- How long do onigiri last in the refrigerator? How do you keep them safe to eat? This mainly depends on the filling as well as how much salt you use on the surface when you make the onigiri. If you use tuna with mayonnaise or any filling with mayonnaise in it, do not keep more than a day to be safe. If you use traditional fillings, especially umeboshi (pickled salty plums) they will last a lot longer, but no more than a couple of days. Umeboshi has natural antibacterial qualities, so is the ideal filling for onigiri that have to be held for some time - say, made the evening before to be eating or lunch on the road the next day.
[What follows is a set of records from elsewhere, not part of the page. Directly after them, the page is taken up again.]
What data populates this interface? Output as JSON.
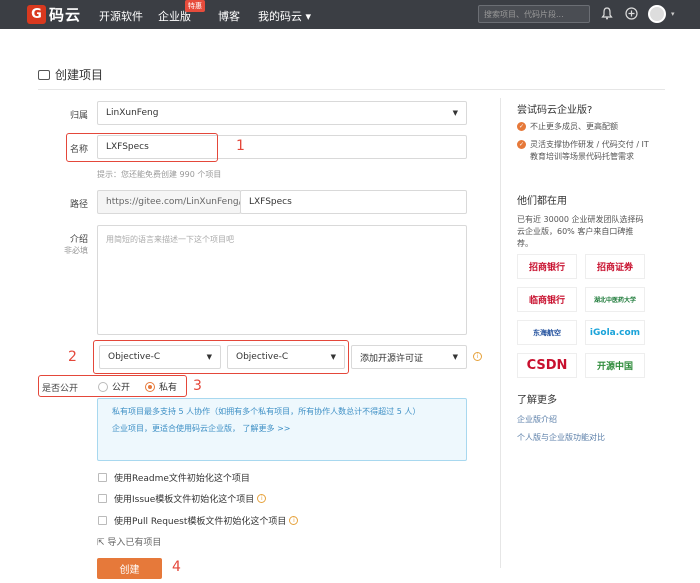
{
  "nav": {
    "logo_letter": "G",
    "logo_text": "码云",
    "items": [
      "开源软件",
      "企业版",
      "博客",
      "我的码云"
    ],
    "badge": "特惠",
    "search_placeholder": "搜索项目、代码片段...",
    "caret": "▾"
  },
  "page": {
    "title": "创建项目"
  },
  "form": {
    "owner_label": "归属",
    "owner_value": "LinXunFeng",
    "name_label": "名称",
    "name_value": "LXFSpecs",
    "name_hint": "提示：您还能免费创建 990 个项目",
    "path_label": "路径",
    "path_prefix": "https://gitee.com/LinXunFeng/",
    "path_value": "LXFSpecs",
    "desc_label": "介绍",
    "desc_sub": "非必填",
    "desc_placeholder": "用简短的语言来描述一下这个项目吧",
    "lang_value": "Objective-C",
    "gitignore_value": "Objective-C",
    "license_placeholder": "添加开源许可证",
    "visibility_label": "是否公开",
    "public_label": "公开",
    "private_label": "私有",
    "info_line1": "私有项目最多支持 5 人协作（如拥有多个私有项目，所有协作人数总计不得超过 5 人）",
    "info_line2": "企业项目，更适合使用码云企业版，  了解更多 >>",
    "cb_readme": "使用Readme文件初始化这个项目",
    "cb_issue": "使用Issue模板文件初始化这个项目",
    "cb_pr": "使用Pull Request模板文件初始化这个项目",
    "import_label": "导入已有项目",
    "create_label": "创建"
  },
  "annotations": [
    "1",
    "2",
    "3",
    "4"
  ],
  "sidebar": {
    "h1": "尝试码云企业版?",
    "li1": "不止更多成员、更高配额",
    "li2": "灵活支撑协作研发 / 代码交付 / IT 教育培训等场景代码托管需求",
    "h2": "他们都在用",
    "p": "已有近 30000 企业研发团队选择码云企业版，60% 客户来自口碑推荐。",
    "logos": [
      "招商银行",
      "招商证券",
      "临商银行",
      "湖北中医药大学",
      "东海航空",
      "iGola.com",
      "CSDN",
      "开源中国"
    ],
    "h3": "了解更多",
    "link1": "企业版介绍",
    "link2": "个人版与企业版功能对比"
  },
  "colors": {
    "accent": "#e6793a",
    "annotation": "#e4473a",
    "nav_bg": "#3b3e44"
  }
}
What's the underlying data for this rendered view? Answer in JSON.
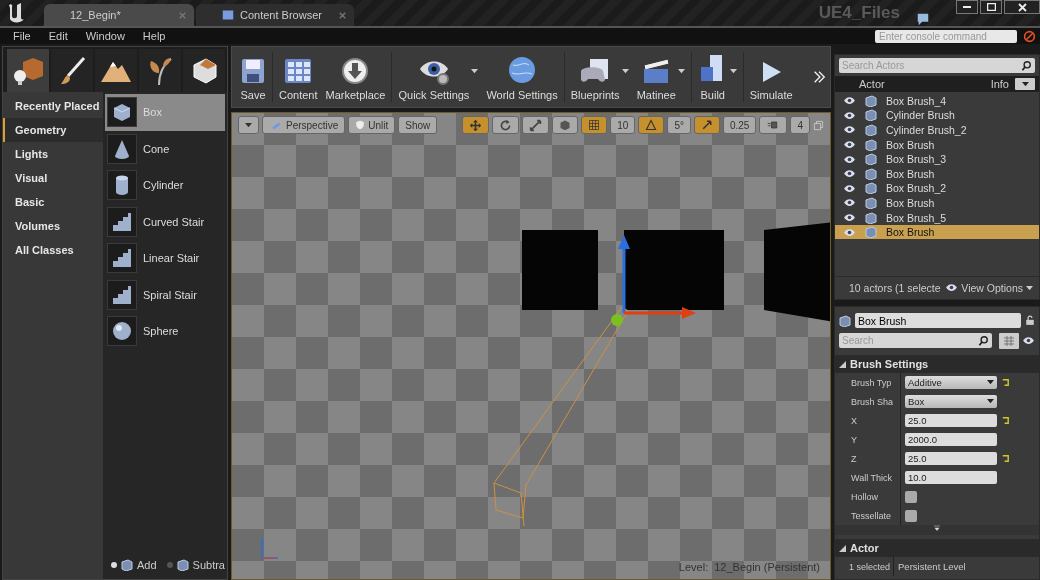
{
  "window": {
    "tabs": [
      {
        "label": "12_Begin*",
        "kind": "level",
        "selected": true
      },
      {
        "label": "Content Browser",
        "kind": "content",
        "selected": false
      }
    ],
    "project": "UE4_Files"
  },
  "menu": [
    "File",
    "Edit",
    "Window",
    "Help"
  ],
  "console": {
    "placeholder": "Enter console command"
  },
  "modes": [
    {
      "kind": "place",
      "selected": true
    },
    {
      "kind": "paint",
      "selected": false
    },
    {
      "kind": "landscape",
      "selected": false
    },
    {
      "kind": "foliage",
      "selected": false
    },
    {
      "kind": "geometry",
      "selected": false
    }
  ],
  "place_categories": [
    {
      "label": "Recently Placed",
      "selected": false
    },
    {
      "label": "Geometry",
      "selected": true
    },
    {
      "label": "Lights",
      "selected": false
    },
    {
      "label": "Visual",
      "selected": false
    },
    {
      "label": "Basic",
      "selected": false
    },
    {
      "label": "Volumes",
      "selected": false
    },
    {
      "label": "All Classes",
      "selected": false
    }
  ],
  "place_items": [
    {
      "label": "Box",
      "kind": "box",
      "selected": true
    },
    {
      "label": "Cone",
      "kind": "cone",
      "selected": false
    },
    {
      "label": "Cylinder",
      "kind": "cylinder",
      "selected": false
    },
    {
      "label": "Curved Stair",
      "kind": "stair",
      "selected": false
    },
    {
      "label": "Linear Stair",
      "kind": "stair",
      "selected": false
    },
    {
      "label": "Spiral Stair",
      "kind": "stair",
      "selected": false
    },
    {
      "label": "Sphere",
      "kind": "sphere",
      "selected": false
    }
  ],
  "brush_modes": [
    {
      "label": "Add",
      "selected": true
    },
    {
      "label": "Subtra",
      "selected": false
    }
  ],
  "toolbar": [
    {
      "label": "Save",
      "kind": "save",
      "dropdown": false
    },
    {
      "label": "Content",
      "kind": "content",
      "dropdown": false
    },
    {
      "label": "Marketplace",
      "kind": "market",
      "dropdown": false
    },
    {
      "label": "Quick Settings",
      "kind": "settings",
      "dropdown": true
    },
    {
      "label": "World Settings",
      "kind": "globe",
      "dropdown": false
    },
    {
      "label": "Blueprints",
      "kind": "gamepad",
      "dropdown": true
    },
    {
      "label": "Matinee",
      "kind": "clapper",
      "dropdown": true
    },
    {
      "label": "Build",
      "kind": "build",
      "dropdown": true
    },
    {
      "label": "Simulate",
      "kind": "play",
      "dropdown": false
    }
  ],
  "viewport": {
    "view_buttons": [
      {
        "label": "Perspective",
        "kind": "perspective"
      },
      {
        "label": "Unlit",
        "kind": "unlit"
      },
      {
        "label": "Show",
        "kind": "plain"
      }
    ],
    "transform_modes": [
      {
        "kind": "translate",
        "selected": true
      },
      {
        "kind": "rotate",
        "selected": false
      },
      {
        "kind": "scale",
        "selected": false
      }
    ],
    "snaps": [
      {
        "kind": "grid",
        "value": "10",
        "on": true
      },
      {
        "kind": "rotate",
        "value": "5°",
        "on": true
      },
      {
        "kind": "scale",
        "value": "0.25",
        "on": true
      },
      {
        "kind": "camera",
        "value": "4",
        "on": false
      }
    ],
    "level_label": "Level:",
    "level": "12_Begin (Persistent)"
  },
  "outliner": {
    "search": {
      "placeholder": "Search Actors"
    },
    "columns": [
      "Actor",
      "Info"
    ],
    "rows": [
      {
        "label": "Box Brush_4",
        "selected": false
      },
      {
        "label": "Cylinder Brush",
        "selected": false
      },
      {
        "label": "Cylinder Brush_2",
        "selected": false
      },
      {
        "label": "Box Brush",
        "selected": false
      },
      {
        "label": "Box Brush_3",
        "selected": false
      },
      {
        "label": "Box Brush",
        "selected": false
      },
      {
        "label": "Box Brush_2",
        "selected": false
      },
      {
        "label": "Box Brush",
        "selected": false
      },
      {
        "label": "Box Brush_5",
        "selected": false
      },
      {
        "label": "Box Brush",
        "selected": true
      }
    ],
    "count": "10 actors (1 selecte",
    "view_options": "View Options"
  },
  "details": {
    "name": "Box Brush",
    "search": {
      "placeholder": "Search"
    },
    "sections": [
      {
        "title": "Brush Settings",
        "expanded": true,
        "properties": [
          {
            "label": "Brush Typ",
            "kind": "dropdown",
            "value": "Additive",
            "reset": true
          },
          {
            "label": "Brush Sha",
            "kind": "dropdown",
            "value": "Box",
            "reset": false
          },
          {
            "label": "X",
            "kind": "number",
            "value": "25.0",
            "reset": true
          },
          {
            "label": "Y",
            "kind": "number",
            "value": "2000.0",
            "reset": false
          },
          {
            "label": "Z",
            "kind": "number",
            "value": "25.0",
            "reset": true
          },
          {
            "label": "Wall Thick",
            "kind": "number",
            "value": "10.0",
            "reset": false
          },
          {
            "label": "Hollow",
            "kind": "checkbox",
            "checked": false,
            "reset": false
          },
          {
            "label": "Tessellate",
            "kind": "checkbox",
            "checked": false,
            "reset": false
          }
        ]
      },
      {
        "title": "Actor",
        "expanded": true,
        "properties": [
          {
            "label": "1 selected",
            "kind": "text",
            "value": "Persistent Level",
            "reset": false
          }
        ]
      }
    ]
  }
}
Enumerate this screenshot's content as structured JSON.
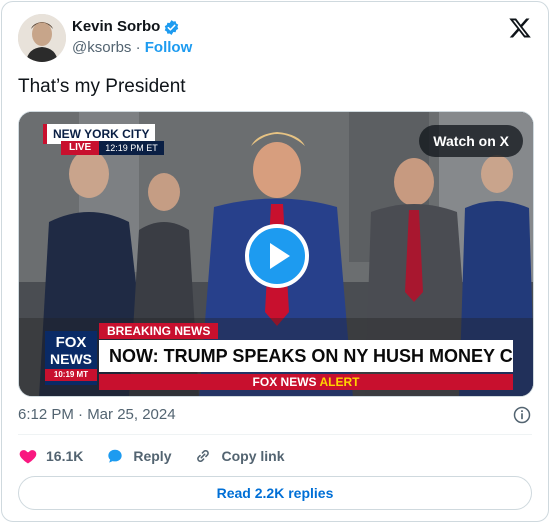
{
  "author": {
    "name": "Kevin Sorbo",
    "handle": "@ksorbs",
    "separator": "·",
    "follow_label": "Follow"
  },
  "tweet": {
    "text": "That’s my President",
    "timestamp": "6:12 PM · Mar 25, 2024"
  },
  "media": {
    "watch_label": "Watch on X",
    "location_tag": "NEW YORK CITY",
    "live_tag": "LIVE",
    "time_tag": "12:19 PM ET",
    "breaking_label": "BREAKING NEWS",
    "headline": "NOW: TRUMP SPEAKS ON NY HUSH MONEY CASE",
    "network_line1": "FOX",
    "network_line2": "NEWS",
    "network_time": "10:19 MT",
    "alert_prefix": "FOX NEWS",
    "alert_word": "ALERT"
  },
  "actions": {
    "likes": "16.1K",
    "reply_label": "Reply",
    "copy_label": "Copy link",
    "read_replies_label": "Read 2.2K replies"
  },
  "colors": {
    "accent": "#1d9bf0",
    "like": "#f91880",
    "link": "#006fd6"
  },
  "icons": {
    "verified": "verified-badge-icon",
    "x_logo": "x-logo-icon",
    "heart": "heart-icon",
    "reply": "reply-bubble-icon",
    "link": "link-icon",
    "info": "info-icon",
    "play": "play-icon"
  }
}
In any case, you should make onigiri with adequate salt on the outside, completely cooked fillings (never ever use raw/uncured fish or rare meat) and always use freshly cooked (ideal) or defrosted/reheated rice. If the weather is very warm and humid and you have used spoilable fillings such as tuna/mayo, consider packing your onigiri with an icepack (see Summer Bento Safety ).
You shouldn’t eat onigiri that has been around outside of proper refrigeration for more than a day. Anecdotally, I have eaten onigiri that was a day old (made the morning before and eaten for breakfast) that had been in packed in a paper back and thrown on the back seat of a car, not in a cooler, and survived without any problems (it was in the fall, not midsummer), but you shouldn’t do this regularly! The fillings used that time were umeboshi and salty salmon, for what it’s worth - no tuna-mayo or crab salad or other highly perishable filling.
(I’ve seen a note on this ehow.com page that blithely states that “you can store onigiri refrigerated for up to a week”. No you can not! Please, use common sense and be safe not sorry. )
- Can I use sweet fillings for onigiri? Fundamentally you can use anything you like - it’s your food! However, in Japan if you make a ball of rice (which is often sweetened itself, and pounded partly or fully to a sticky paste or dough) and filled with something sweet it becomes confectionery or wagashi . Some wagashi that take the rice-with-sweet-filling form include daifuku, mochi of various kinds, yatsuhashi and so on. The wagashi that’s closest to the idea of a sweet onigiri is probably ohagi or botamochi , glutinous rice “onigiri” of sorts which are filled, covered or both with sweet bean paste, kinako (toasted soy bean powder), sesame seeds and so on. So, to Japanese sensibilities an onigiri is something savory, not sweet.
- What’s the difference between sushi and onigiri? Again it’s a matter of how things are normally categorized in Japanese cooking, but generally speaking anything made with vinegar flavored rice, or sushi rice (sushi meshi or shari) iis sushi. So you could make an onigiri-shaped item with shari, and call it an onigiri, but if a Japanese person ate it s/he would probably think it’s sushi in an onigiri shape. Nigiri-zushi, the best known sushi shape with a little ball of rice topped with fish or something else, is sushi that has been shaped with the hands (nigiru) - the same word that forms part of the word onigiri.